New York’s highest court ruled Thursday that police can interrogate suspects without reading their Miranda rights or providing a lawyer when they reasonably believe there’s a serious, ongoing emergency.
The Court of Appeals said the emergency exception to a defendant’s rights applies even when authorities don’t know for certain a crime happened.
“The emergency doctrine is premised on reasonableness, not certitude,” Judge Victoria Graffeo wrote. The court’s other six judges agreed.
They upheld prosecutors’ use of incriminating statements that Scott Doll made after the 2009 beating death of business partner Joseph Benaquist, including statements made hours after he was detained and requested a lawyer.
A Genesee County deputy responding to an evening 911 call about a suspicious person found Doll walking on a roadway. Doll initially said wet blood on his clothes was from butchering deer, but he declined to take authorities to the deer or explain why the blood was still wet. More blood was found in his van.

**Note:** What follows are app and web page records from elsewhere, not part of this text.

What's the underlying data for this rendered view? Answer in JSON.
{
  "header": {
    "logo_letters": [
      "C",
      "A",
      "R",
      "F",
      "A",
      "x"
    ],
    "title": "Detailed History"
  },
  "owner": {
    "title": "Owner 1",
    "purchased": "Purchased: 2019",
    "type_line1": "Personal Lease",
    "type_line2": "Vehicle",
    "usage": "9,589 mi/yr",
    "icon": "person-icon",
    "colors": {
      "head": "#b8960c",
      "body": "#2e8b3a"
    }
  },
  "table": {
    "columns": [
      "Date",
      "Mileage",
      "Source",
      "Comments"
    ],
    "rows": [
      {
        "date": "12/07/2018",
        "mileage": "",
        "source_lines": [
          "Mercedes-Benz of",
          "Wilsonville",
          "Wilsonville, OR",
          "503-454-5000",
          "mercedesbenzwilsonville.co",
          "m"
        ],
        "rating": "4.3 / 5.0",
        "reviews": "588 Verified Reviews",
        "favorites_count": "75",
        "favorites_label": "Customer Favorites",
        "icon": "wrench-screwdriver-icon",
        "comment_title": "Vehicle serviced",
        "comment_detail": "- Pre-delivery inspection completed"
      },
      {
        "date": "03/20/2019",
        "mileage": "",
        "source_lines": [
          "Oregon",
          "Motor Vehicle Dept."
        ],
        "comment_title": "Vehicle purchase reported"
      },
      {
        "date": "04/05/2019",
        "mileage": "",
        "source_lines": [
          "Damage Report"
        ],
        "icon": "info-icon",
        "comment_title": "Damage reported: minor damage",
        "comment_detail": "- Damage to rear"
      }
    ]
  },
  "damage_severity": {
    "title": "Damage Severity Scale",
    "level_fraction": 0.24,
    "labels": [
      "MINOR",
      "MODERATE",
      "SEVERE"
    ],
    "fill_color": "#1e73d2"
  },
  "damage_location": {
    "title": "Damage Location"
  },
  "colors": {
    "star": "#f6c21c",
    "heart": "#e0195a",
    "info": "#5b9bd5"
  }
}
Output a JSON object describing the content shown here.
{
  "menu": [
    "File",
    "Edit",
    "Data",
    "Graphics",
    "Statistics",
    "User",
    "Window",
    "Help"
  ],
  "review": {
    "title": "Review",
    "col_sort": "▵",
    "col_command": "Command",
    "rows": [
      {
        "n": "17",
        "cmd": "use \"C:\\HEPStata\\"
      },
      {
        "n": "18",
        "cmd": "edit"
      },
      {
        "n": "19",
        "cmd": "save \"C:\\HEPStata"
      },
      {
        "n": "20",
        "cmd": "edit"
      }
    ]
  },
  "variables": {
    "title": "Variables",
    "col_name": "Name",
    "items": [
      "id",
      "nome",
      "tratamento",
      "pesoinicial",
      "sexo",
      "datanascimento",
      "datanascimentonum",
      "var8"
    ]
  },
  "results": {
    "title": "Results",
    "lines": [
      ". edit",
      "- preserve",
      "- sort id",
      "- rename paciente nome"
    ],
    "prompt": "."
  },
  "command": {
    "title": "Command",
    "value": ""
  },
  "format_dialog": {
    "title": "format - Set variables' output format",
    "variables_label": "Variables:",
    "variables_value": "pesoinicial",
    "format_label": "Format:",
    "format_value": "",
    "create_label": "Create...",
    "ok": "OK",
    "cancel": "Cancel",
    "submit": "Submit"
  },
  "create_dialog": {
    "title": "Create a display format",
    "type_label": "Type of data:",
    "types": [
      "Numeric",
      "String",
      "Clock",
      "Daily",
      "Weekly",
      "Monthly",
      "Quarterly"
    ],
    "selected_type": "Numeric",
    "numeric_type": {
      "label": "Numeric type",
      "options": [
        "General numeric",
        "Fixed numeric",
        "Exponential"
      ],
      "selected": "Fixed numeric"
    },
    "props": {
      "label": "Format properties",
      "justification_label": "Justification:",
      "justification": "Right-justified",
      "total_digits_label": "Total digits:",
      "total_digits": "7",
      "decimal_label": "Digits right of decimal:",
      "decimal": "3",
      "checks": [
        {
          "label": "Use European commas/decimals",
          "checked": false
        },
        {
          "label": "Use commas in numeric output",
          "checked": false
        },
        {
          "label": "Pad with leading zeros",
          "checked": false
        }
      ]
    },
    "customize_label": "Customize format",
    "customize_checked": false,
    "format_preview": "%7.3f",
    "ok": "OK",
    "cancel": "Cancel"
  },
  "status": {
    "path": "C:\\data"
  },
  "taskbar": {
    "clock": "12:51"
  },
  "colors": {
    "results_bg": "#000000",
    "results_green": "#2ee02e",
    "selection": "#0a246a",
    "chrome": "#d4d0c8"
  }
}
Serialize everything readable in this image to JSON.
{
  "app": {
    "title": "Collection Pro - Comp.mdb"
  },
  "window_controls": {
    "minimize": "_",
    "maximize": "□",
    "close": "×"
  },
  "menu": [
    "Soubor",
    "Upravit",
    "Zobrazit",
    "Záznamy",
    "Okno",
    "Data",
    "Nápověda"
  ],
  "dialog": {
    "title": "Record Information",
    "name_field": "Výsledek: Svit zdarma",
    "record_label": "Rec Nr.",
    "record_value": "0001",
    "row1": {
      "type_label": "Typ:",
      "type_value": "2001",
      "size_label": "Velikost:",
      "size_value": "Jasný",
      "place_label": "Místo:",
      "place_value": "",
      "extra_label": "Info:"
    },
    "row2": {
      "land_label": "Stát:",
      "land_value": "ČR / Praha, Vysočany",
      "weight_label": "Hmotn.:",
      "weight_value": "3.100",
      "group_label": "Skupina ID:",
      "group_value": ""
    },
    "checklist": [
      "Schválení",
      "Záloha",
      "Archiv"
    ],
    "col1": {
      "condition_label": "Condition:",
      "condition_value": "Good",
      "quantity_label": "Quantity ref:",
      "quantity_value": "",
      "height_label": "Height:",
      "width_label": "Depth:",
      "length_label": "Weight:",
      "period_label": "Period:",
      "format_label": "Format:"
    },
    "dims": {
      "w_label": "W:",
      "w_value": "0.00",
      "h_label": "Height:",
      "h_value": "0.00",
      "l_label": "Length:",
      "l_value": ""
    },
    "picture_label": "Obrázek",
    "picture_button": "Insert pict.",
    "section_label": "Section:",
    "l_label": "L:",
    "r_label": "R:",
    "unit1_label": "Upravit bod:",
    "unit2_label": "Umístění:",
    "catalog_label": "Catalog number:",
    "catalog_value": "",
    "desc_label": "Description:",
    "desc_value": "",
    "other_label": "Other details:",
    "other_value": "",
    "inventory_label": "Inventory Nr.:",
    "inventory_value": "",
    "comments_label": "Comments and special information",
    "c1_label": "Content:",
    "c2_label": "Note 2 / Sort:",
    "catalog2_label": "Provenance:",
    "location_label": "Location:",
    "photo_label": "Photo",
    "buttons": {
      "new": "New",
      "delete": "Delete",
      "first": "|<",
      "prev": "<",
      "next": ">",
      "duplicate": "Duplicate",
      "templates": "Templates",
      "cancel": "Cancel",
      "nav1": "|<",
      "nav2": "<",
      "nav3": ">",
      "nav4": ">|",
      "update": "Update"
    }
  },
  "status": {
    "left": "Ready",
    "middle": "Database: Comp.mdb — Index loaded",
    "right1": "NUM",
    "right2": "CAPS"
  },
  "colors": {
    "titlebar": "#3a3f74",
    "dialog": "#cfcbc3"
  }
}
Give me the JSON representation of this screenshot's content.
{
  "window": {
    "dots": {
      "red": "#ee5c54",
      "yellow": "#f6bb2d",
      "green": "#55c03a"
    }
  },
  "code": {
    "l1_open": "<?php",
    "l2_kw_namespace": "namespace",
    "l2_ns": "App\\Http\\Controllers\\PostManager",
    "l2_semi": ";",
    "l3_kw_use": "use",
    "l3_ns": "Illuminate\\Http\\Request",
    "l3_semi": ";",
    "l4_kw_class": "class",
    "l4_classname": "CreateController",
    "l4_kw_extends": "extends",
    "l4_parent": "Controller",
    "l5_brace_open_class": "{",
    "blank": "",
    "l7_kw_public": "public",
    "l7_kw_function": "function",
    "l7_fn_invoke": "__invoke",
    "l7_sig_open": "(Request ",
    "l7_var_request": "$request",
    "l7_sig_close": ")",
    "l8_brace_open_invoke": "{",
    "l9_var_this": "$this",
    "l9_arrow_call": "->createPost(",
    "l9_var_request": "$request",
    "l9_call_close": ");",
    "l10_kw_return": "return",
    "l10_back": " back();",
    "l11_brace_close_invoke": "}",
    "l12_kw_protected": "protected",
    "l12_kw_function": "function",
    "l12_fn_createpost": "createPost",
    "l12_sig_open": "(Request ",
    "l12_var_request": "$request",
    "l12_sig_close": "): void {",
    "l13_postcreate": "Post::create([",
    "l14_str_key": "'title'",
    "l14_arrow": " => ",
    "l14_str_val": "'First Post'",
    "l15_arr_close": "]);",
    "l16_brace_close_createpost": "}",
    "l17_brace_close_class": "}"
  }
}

He asked for a lawyer.
Eventually authorities went to Benaquist’s home and found him dead in the driveway.
Doll, now 51, is serving 15 years to life in prison.
His attorneys argued that he was arrested without probable cause and interrogated in violation of his right to a lawyer and without proper Miranda warning of his right to have one.
In a separate opinion, Judge Jenny Rivera agreed the emergency doctrine permits questioning even after a defendant invokes his right to counsel, but in Doll’s case the questioning should have stopped once the body was found. “No reasonable basis existed” for failing at that point to grant his earlier request for a lawyer, she wrote.
Rivera also disagreed with the majority and concluded that an investigator who later allowed a friend of Doll’s to talk with him, and stayed nearby to record incriminating statements, amounted to “a subterfuge” that circumvented his right to a lawyer.